2) change how you respond to stress. I brought up the usual natural forms of stress reduction (eg. meditation, exercise, prayer, yoga, tai chi, listening to music, reading a book, taking a walk). Plus the medicinal forms of modifying one's stress response (eg. St. John's wort, anxiolytics and antidepressant medications). I pointed out how every choice has its potential benefits as well as downsides. Exercise and you can sprain an ankle. Take an antidepressant and you can lose your sex drive. Do nothing and continue to feel miserable.

In the end, she chose a nonhabit-forming SSRI medication, which would help her feel less anxious and stressed. She understood that it would take up to two weeks to have any effect.

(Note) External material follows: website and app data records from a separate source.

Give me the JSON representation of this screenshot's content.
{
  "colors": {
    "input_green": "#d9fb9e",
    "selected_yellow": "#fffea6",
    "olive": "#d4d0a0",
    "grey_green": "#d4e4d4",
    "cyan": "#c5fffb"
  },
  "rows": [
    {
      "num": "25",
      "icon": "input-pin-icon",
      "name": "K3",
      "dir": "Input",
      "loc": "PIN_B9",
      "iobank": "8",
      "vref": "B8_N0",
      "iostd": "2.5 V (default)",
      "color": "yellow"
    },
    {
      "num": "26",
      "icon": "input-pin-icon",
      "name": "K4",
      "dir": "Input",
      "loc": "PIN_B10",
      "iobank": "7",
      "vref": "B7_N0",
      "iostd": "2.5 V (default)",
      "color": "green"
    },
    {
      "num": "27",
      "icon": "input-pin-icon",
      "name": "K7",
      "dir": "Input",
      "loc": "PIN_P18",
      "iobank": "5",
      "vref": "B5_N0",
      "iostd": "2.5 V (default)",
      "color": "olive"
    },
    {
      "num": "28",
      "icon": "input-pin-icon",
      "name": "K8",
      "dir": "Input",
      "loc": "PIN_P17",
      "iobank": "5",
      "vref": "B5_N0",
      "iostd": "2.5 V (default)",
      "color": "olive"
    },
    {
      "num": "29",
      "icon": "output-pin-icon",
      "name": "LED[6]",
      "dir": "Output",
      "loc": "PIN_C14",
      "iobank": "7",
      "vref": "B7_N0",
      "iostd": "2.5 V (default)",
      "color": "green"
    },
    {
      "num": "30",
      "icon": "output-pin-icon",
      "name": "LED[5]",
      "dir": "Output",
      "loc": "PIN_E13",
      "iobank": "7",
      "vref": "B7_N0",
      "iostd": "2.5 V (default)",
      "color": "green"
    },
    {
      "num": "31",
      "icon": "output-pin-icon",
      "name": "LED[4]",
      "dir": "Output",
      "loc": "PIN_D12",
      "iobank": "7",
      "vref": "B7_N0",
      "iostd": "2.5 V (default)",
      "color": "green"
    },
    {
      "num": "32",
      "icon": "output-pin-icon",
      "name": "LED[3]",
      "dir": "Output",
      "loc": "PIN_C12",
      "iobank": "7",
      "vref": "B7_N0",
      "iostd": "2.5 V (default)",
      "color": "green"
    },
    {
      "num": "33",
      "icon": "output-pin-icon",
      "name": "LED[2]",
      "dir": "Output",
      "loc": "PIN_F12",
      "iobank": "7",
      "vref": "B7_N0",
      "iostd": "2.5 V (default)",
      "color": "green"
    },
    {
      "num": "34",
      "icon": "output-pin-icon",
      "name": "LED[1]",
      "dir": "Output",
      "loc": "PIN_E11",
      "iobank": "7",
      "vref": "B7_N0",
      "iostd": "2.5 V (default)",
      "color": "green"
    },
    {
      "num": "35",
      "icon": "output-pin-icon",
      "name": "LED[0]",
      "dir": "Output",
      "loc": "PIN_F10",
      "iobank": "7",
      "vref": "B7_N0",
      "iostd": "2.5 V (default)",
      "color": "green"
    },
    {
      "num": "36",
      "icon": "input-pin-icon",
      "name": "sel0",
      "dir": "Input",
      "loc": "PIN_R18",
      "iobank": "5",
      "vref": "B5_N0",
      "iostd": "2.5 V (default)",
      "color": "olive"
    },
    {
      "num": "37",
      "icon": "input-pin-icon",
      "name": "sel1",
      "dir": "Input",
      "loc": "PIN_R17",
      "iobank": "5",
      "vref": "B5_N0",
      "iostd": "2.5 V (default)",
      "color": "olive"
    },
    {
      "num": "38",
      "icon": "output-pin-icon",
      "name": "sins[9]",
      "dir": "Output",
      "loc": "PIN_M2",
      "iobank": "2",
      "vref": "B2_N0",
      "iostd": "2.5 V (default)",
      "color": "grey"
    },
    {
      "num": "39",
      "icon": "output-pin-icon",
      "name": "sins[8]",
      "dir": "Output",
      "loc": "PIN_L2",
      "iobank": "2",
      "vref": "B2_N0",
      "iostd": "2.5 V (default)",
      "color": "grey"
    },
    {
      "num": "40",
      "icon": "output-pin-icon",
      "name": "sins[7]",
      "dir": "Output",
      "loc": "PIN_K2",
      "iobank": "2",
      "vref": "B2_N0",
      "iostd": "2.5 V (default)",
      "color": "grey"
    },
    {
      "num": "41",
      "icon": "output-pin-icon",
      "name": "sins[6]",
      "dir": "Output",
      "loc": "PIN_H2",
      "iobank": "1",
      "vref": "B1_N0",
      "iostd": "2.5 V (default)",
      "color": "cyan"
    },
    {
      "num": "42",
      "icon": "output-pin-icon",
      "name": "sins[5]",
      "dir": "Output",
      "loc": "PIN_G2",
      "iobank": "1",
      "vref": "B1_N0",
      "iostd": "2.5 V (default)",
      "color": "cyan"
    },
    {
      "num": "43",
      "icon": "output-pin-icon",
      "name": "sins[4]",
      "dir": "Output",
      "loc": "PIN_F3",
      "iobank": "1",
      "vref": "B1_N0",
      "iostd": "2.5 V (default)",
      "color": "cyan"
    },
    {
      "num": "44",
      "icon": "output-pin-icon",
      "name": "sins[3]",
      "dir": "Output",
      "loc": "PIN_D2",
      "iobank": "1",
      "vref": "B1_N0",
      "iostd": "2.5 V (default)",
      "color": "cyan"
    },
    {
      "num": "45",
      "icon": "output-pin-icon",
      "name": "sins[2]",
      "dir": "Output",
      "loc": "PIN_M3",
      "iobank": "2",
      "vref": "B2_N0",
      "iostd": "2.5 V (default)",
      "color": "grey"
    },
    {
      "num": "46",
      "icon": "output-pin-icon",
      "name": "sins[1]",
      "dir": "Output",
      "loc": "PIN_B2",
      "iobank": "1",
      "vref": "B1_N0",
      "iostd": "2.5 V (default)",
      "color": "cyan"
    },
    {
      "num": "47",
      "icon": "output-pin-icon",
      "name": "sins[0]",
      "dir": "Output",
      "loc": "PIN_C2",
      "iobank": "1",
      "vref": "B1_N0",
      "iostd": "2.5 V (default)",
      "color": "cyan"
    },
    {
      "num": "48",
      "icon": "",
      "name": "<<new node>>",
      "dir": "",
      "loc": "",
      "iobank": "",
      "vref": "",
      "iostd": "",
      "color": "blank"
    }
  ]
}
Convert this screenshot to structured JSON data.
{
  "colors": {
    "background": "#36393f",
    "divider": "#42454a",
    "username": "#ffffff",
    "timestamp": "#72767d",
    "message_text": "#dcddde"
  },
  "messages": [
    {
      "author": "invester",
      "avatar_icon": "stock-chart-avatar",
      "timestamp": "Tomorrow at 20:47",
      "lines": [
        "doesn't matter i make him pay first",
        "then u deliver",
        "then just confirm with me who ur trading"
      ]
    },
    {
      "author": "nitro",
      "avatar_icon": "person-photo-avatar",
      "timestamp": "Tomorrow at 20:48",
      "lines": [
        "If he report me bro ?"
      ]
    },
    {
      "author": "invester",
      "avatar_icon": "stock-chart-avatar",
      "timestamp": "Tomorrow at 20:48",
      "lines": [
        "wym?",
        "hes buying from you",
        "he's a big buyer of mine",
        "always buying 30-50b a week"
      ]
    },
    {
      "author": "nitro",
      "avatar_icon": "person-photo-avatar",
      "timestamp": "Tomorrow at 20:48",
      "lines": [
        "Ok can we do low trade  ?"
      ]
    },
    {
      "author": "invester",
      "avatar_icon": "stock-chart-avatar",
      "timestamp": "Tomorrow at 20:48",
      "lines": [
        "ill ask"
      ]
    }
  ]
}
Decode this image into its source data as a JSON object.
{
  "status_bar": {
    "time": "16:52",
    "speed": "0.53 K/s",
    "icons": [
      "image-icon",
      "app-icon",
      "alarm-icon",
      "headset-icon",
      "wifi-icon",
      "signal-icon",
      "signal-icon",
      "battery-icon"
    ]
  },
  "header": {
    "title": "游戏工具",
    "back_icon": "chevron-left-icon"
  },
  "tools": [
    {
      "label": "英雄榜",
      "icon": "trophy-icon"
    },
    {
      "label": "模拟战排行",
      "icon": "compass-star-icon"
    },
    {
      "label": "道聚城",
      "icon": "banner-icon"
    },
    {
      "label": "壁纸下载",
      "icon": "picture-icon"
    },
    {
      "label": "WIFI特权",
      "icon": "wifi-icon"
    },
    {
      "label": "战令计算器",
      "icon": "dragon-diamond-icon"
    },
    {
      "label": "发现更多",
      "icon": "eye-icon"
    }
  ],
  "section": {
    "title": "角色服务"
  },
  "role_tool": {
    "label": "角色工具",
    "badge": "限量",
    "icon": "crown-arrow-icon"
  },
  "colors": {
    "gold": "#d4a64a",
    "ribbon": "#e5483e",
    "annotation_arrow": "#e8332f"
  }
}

She thanked me for listening and for the time I spent with her. I advised her to follow up with her regular doctor, whom I wondered if he would spend as much time as I had. This had taken another 15 minutes, for a total of about 30 minutes. I was now 15 minutes behind for my next patient. But this is what I would consider extra-ordinary care. This is the kind of care I strive to deliver every time I see a patient. It is hard to do when you are expected to see a patient every 15 minutes. It is easier to do in my solo practice.

I think most people would agree that this is the kind of whole-person care they would like to have, but don't get very often. For that encounter, I got paid $18.75, based on $75/hr divided by 4. Even though it took 30 minutes, I still had to see 4 patients an hour. In my own solo practice, I find that I am spending an hour talking with a new patient, getting to know them, trying to deliver the best care I can. And then finding out I can only bill their insurance company $100-150, for which the insurance company will cut down to $62-100. So, in the end, I still am making about the same as what I would make if I worked for someone else. Hmm, frustrating.

I know lots of patients who are frustrated by how much they have to pay in healthcare premiums yet how little they get in benefits. And I know firsthand what insurers pay physicians for their hard work, and I don't think it's enough. Where does all the money spent on insurance go anyways? And while it sounds bad for a doctor to gripe about how much money he makes, I know that if my practice cannot survive financially, then my goal of providing extra-ordinary care cannot survive either.